The return of the pumas to their perches in front of the Exhibit Museum of Natural History Ruthven Museums Building on Central Campus will be celebrated with a free public Puma Party from 3-5 p. m. June 2. There will be cake, puma chocolates for the first 200 visitors, and opportunities to buy t-shirts, tote bags, and gourmet puma chocolates hand-made by Tammy’s Tastings as a fundraiser for the museum.
The event is coupled with the opening of an exhibit on the work of Carleton Angell, the puma’s sculptor. During his 34 years working for U-M he created hundreds of sculptures, plaques, and drawings. Angell retired in 1956 from U-M, but continued sculpting until his death in 1962.
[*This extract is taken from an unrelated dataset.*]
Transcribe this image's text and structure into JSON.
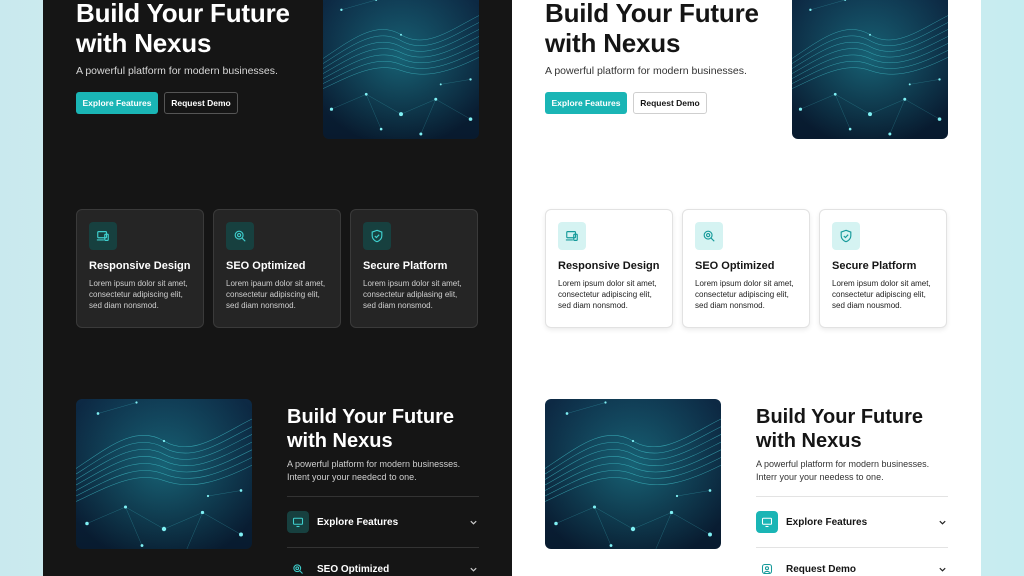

The original sculptures, created in 1940, were cast in terrazzo, a mixture of stone chips in cement. Weathering had caused them to crack and crumble. The original pumas are being replaced with more durable bronze casts funded by a donation from Jagdish and Saroj Janveja.
Craftsmen at Venus Bronze Works in Detroit repaired the original pumas and made new molds, which were sent to the Fine Arts Sculpture Center in Clarkston, where specialists produced the bronze casts. The casts were treated with chemicals and pigments to produce the familiar black color of the terrazzo sculptures. The original cats are now in storage.
Crews returned the pumas to their perches May 16. (Photo by Dan Erickson)